*Directions for this task*
Could you tally the lines of the entries that carry the string "Feedback"? Reply with the number and nothing more.

Start of Record excerpts

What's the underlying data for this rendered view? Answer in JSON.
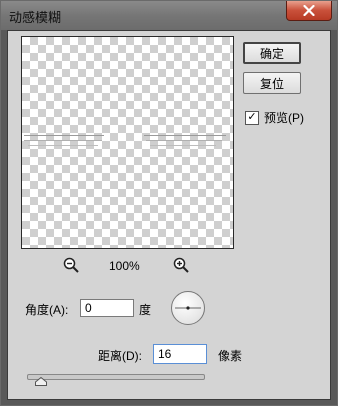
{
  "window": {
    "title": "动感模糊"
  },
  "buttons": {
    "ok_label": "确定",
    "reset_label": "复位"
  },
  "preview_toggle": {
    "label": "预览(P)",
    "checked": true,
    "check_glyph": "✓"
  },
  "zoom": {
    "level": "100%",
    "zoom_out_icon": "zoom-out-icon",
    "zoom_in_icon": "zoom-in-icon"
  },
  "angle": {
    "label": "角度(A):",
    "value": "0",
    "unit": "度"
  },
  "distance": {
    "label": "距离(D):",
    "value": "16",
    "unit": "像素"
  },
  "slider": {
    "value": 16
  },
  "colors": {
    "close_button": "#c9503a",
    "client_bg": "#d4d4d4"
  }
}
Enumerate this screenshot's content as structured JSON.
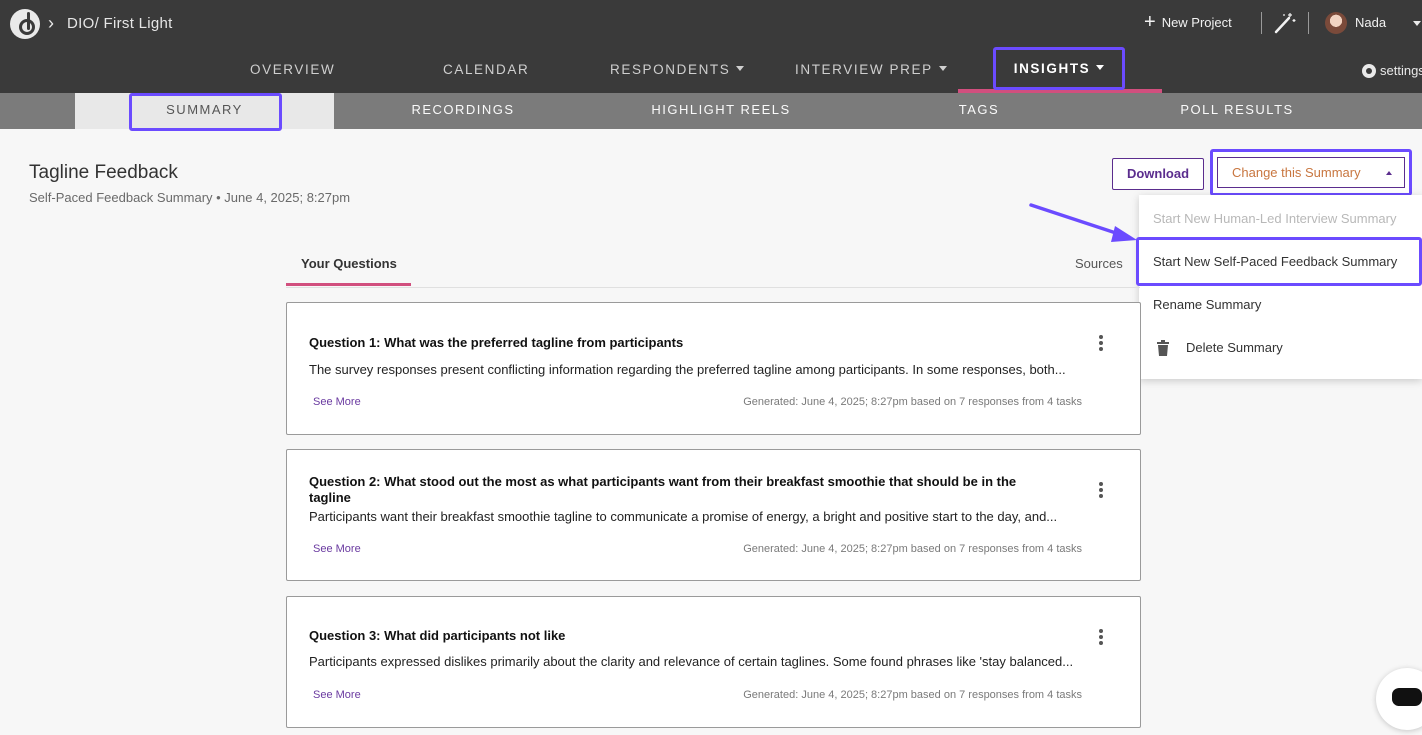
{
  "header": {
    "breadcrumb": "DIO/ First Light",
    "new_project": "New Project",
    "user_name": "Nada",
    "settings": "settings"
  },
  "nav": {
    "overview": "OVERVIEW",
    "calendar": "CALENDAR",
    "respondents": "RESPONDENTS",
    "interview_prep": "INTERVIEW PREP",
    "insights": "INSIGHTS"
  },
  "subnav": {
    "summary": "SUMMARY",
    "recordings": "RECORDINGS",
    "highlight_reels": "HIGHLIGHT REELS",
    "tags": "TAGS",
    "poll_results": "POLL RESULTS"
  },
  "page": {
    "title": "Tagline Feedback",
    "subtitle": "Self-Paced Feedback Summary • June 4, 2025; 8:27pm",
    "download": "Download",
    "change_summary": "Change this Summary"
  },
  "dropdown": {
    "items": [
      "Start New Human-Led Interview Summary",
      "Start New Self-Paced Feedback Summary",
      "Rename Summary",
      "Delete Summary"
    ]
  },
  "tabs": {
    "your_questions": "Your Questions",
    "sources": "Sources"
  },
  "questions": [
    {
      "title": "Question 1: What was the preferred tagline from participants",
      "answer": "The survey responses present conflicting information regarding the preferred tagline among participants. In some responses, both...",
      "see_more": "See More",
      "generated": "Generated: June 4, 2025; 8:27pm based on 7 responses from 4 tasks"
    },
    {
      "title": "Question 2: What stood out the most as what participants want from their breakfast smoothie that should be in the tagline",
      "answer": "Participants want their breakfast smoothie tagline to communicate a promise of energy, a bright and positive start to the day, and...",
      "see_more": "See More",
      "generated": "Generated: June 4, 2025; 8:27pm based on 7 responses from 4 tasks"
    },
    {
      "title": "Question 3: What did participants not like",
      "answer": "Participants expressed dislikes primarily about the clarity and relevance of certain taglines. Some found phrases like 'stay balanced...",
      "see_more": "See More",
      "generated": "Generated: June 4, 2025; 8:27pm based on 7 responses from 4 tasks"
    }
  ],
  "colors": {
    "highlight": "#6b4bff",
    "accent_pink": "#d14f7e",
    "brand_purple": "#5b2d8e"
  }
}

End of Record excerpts

*Result*
3